Out of this world

Coffins - Michael Waterhouse checks out alternative routes across the Styx

Long-serving undertakers will be turning in their newly dug graves. In case you haven't heard, there is growing dissatisfaction with the traditional coffin. Does it have to be the shape that it is? Do we need one at all? Is there a downside to cardboard and biodegradable handles? Funeral directors may not be tearing up their glossy catalogues yet, but the days of mahogany and brass could well be numbered.

This is hardly surprising, given the staggering cost of coffins and the high-pressure sales tactics of some funeral companies. But, more significantly, we seem to have reached a critical juncture in our culture, at which we can decide whether important ceremonies in our lives, such as funerals or weddings, are handed over to professionals, who have been doing them for years, or left to the likes of you and me to make of them what we can. The question is: are these events still endowed with a supernatural meaning, or can we bestow meaning on them ourselves?

The organisers of an exhibition, called "Dead", have been mulling over these issues for a decade. Welfare State International is a group of artists and performers based in Cumbria. In the past, their work has focused on "celebratory art", a term they coined to describe their particular combination of site-specific theatre, festivals and pyrotechnics, all of which celebrate the transitional moments in life. For "Dead", they invited leading artists and designers, from Britain and around the world, to create practical objects that might be used in a funeral of the future. The artists donated 17 works, and the proceeds from their sale will provide a bursary for other artists to study with Welfare State.

The exhibition emphasises the need for ceremonies to mark our rites of passage, but challenges the conventional forms they take and the prerogative of those who provide them. "Dead", according to Welfare State, is trying to break down the division between professionals and amateurs, and help people "reclaim responsibility for making these occasions personal and significant". We should cease to be spectators at old and dissatisfying religious ceremonies and become the inventors of our own.

The "Dead" artists and designers have done their bit for the cause. Byron famously compared a Venetian gondola to "a coffin clapt in a canoe", but the objects in this exhibition bear even less resemblance to traditional funerary art. Walking into the Roundhouse in north London, it seemed that I had stumbled on a warehouse of raw materials for a DalI painting. Within the spotlit circle ahead were a white wicker duck, a child's table and chairs, a vast egg and something that might have been mistaken for a micro-version of Captain Nemo's Nautilus. Was this facing death with toys?

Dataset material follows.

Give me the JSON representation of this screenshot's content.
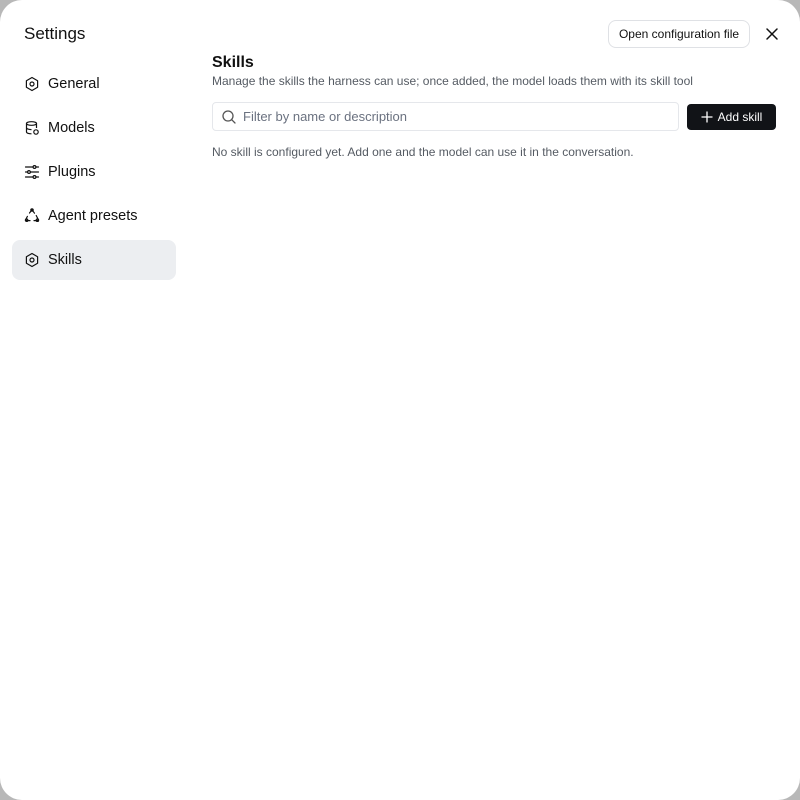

"Dead" is, in fact, an exciting exhibition, bristling with ideas and humour. Most of the exhibits are, in effect, coffins - or more precisely, means to dispose of the dead. Gavin Turk's massive egg stands five feet from the ground and glows a pale pink. Like many of the objects, it explores the idea of death as a journey. Life begins within the egg; it closes there, too. The fashion designer Hussein Chalayan contributed a coffin in the shape of a boat, but with a price tag of £30,000, most of us will be looking for cheaper ferries across the Styx. Perhaps the most engaging interpretation of the "journey" theme was Rose Finn-Kelcey's Return to Sender, a large envelope containing a cool corpse, complete with leather jacket and shades, across which floats the message "I am so happy to be dead".

Although the central stance of the exhibition is that funerals are for the living, few of the objects were designed for mourners. The most witty, Memento Kit: final breath, is a transparent box with a partially inflated balloon inside it. This, a name-strap informs us, was the last gasp of one James Newlands, preserved, if not for ever, then at least until the rubber perishes. The artists, Dunne and Raby, very thoughtfully provide spare balloons and tie-clips for future bereavements.

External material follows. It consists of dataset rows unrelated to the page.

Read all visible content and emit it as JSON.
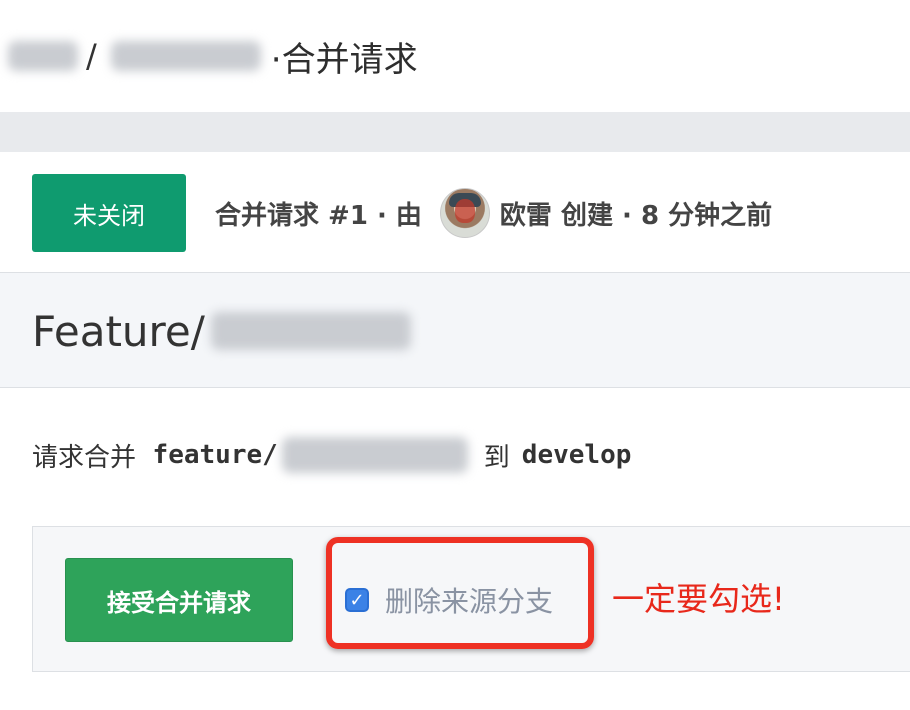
{
  "breadcrumb": {
    "separator": "/",
    "dot": "·",
    "page": "合并请求"
  },
  "status": {
    "badge": "未关闭",
    "mr_label": "合并请求 #1 · 由",
    "author": "欧雷",
    "created": "创建 · 8 分钟之前"
  },
  "title": {
    "prefix": "Feature/"
  },
  "branch": {
    "request_label": "请求合并",
    "source_prefix": "feature/",
    "to_label": "到",
    "target": "develop"
  },
  "merge": {
    "accept_button": "接受合并请求",
    "delete_branch_label": "删除来源分支",
    "delete_branch_checked": true,
    "annotation": "一定要勾选!"
  },
  "colors": {
    "open_badge": "#0f9b6f",
    "accept_button": "#2ea35a",
    "annotation_red": "#ee3124",
    "checkbox_blue": "#3b82e6"
  }
}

An exhibition of this kind plays an ambiguous role in today's debate about death. As a society, we are undoubtedly exercised by the value of existing funerary rites and many people are voting with their feet by seeking out alternative ways to commemorate their losses. However, "alternative" usually means cheaper, and it is hard to see these shrouds and coffins appealing to that market. But perhaps that is to miss the point. Practical as these objects purport to be, they are first of all works of art, making us rethink our assumptions. Why shouldn't we be disposed of in a duck or a boat? Come to think of it, given the beauty and expense of these and other coffins, it seems a pity that we are unable to spend any sentient time in them. But then, pace Goldsmith, few of us make corpses handsome enough for the coffins we're laid in.

Michael Waterhouse's The Last Thing I'll Do will be published by Constable next year

"Dead" transfers on 29 March to the Lanternhouse, Welfare State International's centre in Ulverston (01229 581 127), where it continues until the end of June

This article first appeared in the 26 March 2001 issue of the New Statesman, How the rich rule politics again